You  and  your  student  can  use  the  Internet  to  reinforce  time  and  money.       o http://www.mathgametime.com/games/dolphin-­‐feed-­‐money-­‐ game   o http://www.mathplayground.com/money_time_number_games.ht

ml     o   http://www.mathgametime.com/subject/time-­‐and-­‐money

Learning  Goal:    Student  will  distinguish  between  fixed  and  variable   expenses  that  allows  individuals  to  manage  their  personal  finances.

How  parents  can  help:

!

You  and  your  student  can  discuss  the  difference  between  fixed  and   variable  expenses  by  talking  about  your  own  expenses  at  home.

!

Fixed-­‐  these  expenses  are  the  same  amount  every  month  like  your   mortgage.

!

Variable-­‐  these  represent  those  daily  spending  decisions  like  “eating  out”,   buying  clothes,  etc.  and  vary  from  month-­‐to-­‐month.

!

You  and  your  student  can  add  up  and  see  how  your  family  is  doing  with   both  kind  of  expenses  and  see  where  improvement  is  needed.

!

Learning  Goal:    Student  will  know  that  personal  finances  involve  profit,   which  is  determined  from  expenses  (or  costs)  and  income.

How  parents  can  help:

!

You  and  your  student  can  create  his/her  own  budget.    This  could  include

getting  your  student  his/her  own  bank  account.

!

This  will  allow  your  student  to  buy  things  and  budget  his/her  allowance   so  that  they  have  a  set  amount  of  money  left  over  each  month.

!

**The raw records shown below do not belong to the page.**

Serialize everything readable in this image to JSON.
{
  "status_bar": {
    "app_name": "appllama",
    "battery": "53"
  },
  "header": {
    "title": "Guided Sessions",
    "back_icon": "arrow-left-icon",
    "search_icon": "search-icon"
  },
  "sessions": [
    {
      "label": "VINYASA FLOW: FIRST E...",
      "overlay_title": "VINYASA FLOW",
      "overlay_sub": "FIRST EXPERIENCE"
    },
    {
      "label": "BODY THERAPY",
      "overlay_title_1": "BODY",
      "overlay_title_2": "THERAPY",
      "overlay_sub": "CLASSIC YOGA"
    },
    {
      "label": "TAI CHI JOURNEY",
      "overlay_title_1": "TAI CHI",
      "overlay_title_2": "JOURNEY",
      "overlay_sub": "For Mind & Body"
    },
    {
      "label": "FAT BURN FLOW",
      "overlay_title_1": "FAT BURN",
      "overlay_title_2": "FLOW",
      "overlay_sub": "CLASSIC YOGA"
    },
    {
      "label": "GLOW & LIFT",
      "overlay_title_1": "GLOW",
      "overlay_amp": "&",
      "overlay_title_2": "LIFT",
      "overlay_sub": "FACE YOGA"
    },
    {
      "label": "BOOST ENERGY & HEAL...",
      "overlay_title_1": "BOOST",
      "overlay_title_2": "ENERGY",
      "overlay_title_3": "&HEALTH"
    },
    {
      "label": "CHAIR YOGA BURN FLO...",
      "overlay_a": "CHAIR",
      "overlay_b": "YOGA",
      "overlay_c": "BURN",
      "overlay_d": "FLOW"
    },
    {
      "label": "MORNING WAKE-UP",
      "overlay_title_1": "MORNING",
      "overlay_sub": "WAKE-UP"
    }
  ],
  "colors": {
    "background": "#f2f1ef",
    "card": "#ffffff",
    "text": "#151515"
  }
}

This  budget  can  also  be  used  with  “fake  money”  so  that  they  can   understand  the  concept  first.

!

o http://www.themint.org/kids/cash-­‐check-­‐or-­‐credit.html

Learning  Goal:    Student  will  know  that  various  savings  options  have   advantages  and  disadvantages.

How  parents  can  help:

!

You  and  your  student  can  set  up  a  bank  account  with  Bankaroo  that  is  a   mobile  app  to  many  types  of  devices.

!

You  as  the  parent  will  have  access  to  whatever  activity  your  student  has   with  his/her  back  account.

Learning  Goals  for  4 th  9-­‐Weeks

!

You  can  find  a  savings  account  with  the  highest  interest  rate  and  no   monthly  fee  or  minimum  balance.

!

You  and  your  student  can  use  the  Internet  to  reinforce  savings  accounts.   o http://www.bankaroo.com/#about-­‐us     o https://home.capitalone360.com/kids-­‐savings-­‐account   o https://www.wellsfargo.com/savings-­‐cds/kids/

Learning  Goal:    Student  will  know  that  a  weekly  allowance  can  be   allocated  among  spending;  saving,  including  for  college;  and  sharing.

How  parents  can  help:

!

You  and  your  student  can  create  a  spending  plan  based  on  a  set  allowance   to  mange  their  money  with  goals  created  together.

!

These  goals  can  pertain  to  any  of  the  following:  movies,  sports   equipment,  clothes,  other  entertainment,  etc.

!

For  example:  checkout  from  the  library,  rent  a  video,  matinee,  or  full  price   movie.

!

That  is  an  example  of  what  you  and  your  student  can  decide.

!

You  and  your  student  can  use  the  Internet  to  reinforce  a  weekly   allowance.   o https://www.incharge.org/docs/education-­‐library/c-­‐sg-­‐ l1.pdf?sfvrsn=2

Learning  Goal:    Student  will  know  that  the  basic  purposes  of  financial   institutions  can  be  described  as  keeping  money  safe,  borrowing  money,   and  lending.

How  parents  can  help:

!

You  and  your  student  can  take  a  trip  to  the  bank  and  have  a  banker   discuss  what  they  do  with  the  money  that  is  deposited,  whom  do  banks   serve  as  agents,  and  some  examples  of  depositors  and  borrowers.

!

For  example,  banks  lend  out  money  you  deposit  to  borrowers  that  will   pay  5%  interest.

!

You  and  your  student  can  use  the  Internet  to  reinforce  purposes  of   financial  institutions.   o https://www.fdic.gov/about/learn/learning/index.html

o http://kids.usa.gov/money/index.shtml